[Data supplied]:
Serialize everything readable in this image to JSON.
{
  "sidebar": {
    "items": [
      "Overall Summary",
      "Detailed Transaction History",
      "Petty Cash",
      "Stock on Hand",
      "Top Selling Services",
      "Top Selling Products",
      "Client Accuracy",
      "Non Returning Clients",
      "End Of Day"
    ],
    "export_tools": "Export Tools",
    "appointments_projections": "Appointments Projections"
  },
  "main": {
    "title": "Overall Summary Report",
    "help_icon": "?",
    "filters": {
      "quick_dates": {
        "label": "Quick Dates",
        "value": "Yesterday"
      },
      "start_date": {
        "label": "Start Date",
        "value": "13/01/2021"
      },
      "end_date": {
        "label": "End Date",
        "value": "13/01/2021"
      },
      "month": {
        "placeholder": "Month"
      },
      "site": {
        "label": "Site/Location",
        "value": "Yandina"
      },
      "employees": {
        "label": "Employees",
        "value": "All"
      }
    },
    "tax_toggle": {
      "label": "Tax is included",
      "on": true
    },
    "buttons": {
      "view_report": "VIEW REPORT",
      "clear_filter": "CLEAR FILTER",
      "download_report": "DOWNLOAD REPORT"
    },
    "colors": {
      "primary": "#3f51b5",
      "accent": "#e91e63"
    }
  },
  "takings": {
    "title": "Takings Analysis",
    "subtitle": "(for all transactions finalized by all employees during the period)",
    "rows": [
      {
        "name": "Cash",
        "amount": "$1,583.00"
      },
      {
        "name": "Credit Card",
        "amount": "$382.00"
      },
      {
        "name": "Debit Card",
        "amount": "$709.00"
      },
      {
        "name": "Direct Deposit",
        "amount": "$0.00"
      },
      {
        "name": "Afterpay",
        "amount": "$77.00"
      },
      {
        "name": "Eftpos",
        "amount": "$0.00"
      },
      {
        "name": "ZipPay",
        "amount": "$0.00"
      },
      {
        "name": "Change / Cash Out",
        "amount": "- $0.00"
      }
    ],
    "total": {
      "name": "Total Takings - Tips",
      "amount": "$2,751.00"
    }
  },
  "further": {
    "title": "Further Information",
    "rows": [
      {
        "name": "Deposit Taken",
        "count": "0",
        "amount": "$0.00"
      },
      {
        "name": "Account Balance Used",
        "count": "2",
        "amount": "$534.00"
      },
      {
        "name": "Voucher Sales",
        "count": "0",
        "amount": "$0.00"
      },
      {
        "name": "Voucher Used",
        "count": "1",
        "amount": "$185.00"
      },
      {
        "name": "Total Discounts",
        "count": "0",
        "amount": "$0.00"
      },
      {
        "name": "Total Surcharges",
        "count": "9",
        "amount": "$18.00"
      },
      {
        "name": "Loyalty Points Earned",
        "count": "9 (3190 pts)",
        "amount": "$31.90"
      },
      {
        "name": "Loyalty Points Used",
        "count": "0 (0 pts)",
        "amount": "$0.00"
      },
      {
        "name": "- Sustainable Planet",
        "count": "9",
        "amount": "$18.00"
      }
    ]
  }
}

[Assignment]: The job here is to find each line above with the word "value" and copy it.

[Finished exercise]:
        "value": "Yesterday"
        "value": "13/01/2021"
        "value": "13/01/2021"
        "value": "Yandina"
        "value": "All"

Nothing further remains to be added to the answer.